- Opening Delimiter -
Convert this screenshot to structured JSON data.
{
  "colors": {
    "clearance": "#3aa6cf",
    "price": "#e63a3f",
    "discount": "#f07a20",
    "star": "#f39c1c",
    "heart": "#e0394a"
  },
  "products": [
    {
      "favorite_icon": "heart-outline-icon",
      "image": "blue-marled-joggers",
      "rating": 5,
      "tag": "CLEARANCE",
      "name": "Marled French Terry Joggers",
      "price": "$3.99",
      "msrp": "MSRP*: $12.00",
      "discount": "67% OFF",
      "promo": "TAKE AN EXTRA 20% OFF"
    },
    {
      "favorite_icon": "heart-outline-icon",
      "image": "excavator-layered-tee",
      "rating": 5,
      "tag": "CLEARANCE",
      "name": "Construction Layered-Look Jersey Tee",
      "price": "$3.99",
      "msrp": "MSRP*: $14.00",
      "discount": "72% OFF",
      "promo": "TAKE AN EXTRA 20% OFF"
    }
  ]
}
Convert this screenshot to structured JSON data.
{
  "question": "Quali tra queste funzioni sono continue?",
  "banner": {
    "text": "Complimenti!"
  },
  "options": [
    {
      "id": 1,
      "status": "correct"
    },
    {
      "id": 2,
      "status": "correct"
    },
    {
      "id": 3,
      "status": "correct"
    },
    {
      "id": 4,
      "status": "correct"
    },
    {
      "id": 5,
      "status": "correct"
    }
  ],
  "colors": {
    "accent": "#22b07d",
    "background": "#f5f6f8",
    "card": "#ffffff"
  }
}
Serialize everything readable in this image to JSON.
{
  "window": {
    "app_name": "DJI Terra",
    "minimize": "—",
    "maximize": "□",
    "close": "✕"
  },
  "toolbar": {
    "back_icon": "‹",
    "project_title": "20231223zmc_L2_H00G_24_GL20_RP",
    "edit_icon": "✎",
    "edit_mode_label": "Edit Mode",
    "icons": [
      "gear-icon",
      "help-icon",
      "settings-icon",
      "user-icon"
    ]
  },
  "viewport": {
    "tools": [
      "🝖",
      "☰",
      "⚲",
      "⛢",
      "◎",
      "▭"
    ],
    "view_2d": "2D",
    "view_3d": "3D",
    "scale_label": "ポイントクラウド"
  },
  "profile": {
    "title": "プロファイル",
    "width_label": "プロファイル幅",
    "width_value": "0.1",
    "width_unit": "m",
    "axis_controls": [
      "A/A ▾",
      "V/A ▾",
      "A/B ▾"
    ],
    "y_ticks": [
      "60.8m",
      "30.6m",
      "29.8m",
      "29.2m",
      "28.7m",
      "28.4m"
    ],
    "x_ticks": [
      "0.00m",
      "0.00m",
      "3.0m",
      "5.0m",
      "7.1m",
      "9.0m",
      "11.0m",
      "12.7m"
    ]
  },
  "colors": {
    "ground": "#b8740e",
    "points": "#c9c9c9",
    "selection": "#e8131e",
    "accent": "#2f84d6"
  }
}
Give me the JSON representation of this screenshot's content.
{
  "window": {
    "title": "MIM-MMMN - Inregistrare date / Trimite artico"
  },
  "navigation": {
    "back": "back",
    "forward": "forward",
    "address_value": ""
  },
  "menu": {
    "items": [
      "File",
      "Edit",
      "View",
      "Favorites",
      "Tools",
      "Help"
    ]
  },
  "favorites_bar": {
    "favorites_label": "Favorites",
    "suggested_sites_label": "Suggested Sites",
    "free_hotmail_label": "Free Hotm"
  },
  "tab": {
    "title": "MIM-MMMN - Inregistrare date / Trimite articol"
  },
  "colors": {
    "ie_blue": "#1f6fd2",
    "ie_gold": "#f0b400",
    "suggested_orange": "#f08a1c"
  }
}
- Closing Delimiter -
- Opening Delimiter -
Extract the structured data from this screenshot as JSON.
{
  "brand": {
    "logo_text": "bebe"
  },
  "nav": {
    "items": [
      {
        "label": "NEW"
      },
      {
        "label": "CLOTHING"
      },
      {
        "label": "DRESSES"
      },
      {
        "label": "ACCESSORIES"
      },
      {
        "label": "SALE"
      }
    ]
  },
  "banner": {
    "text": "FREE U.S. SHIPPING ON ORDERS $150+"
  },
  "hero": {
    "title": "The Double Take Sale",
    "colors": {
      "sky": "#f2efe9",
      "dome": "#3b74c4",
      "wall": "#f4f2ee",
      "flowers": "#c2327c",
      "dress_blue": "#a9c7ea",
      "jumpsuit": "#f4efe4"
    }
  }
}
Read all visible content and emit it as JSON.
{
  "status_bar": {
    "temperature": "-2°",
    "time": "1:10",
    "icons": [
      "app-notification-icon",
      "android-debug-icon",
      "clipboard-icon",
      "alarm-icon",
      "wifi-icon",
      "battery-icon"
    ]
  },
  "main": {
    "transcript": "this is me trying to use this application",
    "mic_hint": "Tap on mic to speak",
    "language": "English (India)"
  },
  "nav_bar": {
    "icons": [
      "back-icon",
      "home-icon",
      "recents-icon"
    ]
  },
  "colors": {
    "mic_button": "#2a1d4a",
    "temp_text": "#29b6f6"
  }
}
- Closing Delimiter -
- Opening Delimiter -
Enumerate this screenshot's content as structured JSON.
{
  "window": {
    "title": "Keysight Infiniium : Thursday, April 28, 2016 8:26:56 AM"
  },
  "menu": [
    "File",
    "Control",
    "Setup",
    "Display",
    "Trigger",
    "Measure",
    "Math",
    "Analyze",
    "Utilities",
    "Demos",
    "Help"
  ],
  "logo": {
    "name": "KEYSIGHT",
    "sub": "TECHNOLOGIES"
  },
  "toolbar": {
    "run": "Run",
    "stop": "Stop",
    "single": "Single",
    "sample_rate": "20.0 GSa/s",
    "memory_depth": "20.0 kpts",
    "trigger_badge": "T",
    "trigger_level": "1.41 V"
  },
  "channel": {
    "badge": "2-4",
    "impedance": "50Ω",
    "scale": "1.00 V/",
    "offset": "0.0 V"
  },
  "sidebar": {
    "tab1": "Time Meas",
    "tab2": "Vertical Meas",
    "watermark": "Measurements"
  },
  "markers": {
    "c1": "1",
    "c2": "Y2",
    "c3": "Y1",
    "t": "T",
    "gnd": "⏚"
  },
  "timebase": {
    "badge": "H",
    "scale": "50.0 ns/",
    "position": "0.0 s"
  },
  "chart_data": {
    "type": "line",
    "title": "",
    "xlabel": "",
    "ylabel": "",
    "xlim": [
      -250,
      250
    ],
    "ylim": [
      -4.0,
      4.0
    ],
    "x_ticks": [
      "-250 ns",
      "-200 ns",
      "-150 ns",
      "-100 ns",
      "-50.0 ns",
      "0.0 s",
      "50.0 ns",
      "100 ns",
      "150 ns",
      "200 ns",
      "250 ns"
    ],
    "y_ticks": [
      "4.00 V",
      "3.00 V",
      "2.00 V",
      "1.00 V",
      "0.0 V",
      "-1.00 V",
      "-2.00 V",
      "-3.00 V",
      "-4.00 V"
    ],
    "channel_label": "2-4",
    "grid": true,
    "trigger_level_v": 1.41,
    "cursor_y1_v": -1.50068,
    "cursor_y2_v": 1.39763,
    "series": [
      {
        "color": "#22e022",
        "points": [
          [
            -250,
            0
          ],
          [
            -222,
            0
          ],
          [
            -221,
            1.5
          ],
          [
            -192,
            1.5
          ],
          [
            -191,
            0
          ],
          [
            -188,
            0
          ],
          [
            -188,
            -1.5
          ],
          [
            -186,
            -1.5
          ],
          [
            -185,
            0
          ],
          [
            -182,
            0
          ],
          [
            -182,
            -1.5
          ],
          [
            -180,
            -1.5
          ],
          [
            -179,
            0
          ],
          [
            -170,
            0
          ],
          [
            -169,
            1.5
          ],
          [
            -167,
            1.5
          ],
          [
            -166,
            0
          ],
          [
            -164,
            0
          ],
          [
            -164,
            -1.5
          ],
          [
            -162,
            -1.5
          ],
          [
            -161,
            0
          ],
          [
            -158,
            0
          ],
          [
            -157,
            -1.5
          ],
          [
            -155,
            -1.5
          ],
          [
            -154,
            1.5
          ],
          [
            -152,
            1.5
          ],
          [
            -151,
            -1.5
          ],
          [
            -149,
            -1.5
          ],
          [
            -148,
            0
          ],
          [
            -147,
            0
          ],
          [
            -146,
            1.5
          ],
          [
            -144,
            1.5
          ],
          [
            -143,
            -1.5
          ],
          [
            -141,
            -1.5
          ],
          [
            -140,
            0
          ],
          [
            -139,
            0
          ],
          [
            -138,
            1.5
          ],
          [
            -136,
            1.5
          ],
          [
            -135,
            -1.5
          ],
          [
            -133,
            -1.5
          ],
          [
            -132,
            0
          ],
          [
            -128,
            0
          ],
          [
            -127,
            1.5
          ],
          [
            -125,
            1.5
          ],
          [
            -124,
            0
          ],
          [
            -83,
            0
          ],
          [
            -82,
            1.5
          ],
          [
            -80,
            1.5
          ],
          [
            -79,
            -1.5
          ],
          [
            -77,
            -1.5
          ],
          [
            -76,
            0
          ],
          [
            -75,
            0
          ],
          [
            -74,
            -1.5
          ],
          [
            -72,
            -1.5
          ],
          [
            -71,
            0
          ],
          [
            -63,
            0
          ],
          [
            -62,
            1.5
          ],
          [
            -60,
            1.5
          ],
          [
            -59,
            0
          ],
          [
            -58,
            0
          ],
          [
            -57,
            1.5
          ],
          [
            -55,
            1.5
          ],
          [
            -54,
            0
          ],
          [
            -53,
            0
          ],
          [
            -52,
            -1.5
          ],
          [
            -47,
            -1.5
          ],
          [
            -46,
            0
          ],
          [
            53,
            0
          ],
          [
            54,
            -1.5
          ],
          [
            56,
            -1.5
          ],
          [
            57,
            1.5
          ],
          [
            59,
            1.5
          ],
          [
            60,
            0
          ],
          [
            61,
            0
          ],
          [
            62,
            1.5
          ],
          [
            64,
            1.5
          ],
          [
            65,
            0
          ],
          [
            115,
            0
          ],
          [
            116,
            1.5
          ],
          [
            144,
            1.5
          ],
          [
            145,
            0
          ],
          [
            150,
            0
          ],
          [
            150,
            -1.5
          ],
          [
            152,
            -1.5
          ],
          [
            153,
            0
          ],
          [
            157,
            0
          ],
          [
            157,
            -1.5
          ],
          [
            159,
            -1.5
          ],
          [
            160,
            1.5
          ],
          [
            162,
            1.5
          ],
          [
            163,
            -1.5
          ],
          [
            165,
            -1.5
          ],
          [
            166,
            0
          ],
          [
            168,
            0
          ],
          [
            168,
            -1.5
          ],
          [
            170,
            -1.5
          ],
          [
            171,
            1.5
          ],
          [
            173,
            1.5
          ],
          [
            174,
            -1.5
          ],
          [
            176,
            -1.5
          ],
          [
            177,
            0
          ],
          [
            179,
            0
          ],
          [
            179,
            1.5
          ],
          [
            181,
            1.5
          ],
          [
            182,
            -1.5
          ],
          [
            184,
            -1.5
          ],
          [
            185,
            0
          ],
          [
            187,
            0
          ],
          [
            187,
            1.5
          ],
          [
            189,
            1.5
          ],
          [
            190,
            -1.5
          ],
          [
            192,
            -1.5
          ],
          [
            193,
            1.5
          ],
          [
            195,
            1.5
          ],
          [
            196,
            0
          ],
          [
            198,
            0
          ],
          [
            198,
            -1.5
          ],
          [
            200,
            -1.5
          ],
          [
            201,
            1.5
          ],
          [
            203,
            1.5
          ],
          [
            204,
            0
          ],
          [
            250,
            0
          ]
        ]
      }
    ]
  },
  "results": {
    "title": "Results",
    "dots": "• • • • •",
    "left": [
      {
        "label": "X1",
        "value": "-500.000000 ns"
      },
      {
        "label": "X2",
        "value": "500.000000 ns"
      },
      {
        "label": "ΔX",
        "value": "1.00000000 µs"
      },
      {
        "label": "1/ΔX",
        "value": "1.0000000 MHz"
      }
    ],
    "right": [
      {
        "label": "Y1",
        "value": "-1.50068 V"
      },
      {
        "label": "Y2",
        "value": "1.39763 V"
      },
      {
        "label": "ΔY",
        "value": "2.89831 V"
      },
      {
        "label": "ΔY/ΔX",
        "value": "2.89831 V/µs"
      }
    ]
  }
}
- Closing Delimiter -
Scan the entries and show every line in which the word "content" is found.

Give me the JSON representation of this screenshot's content.
Read all visible content and emit it as JSON.
Enumerate this screenshot's content as structured JSON.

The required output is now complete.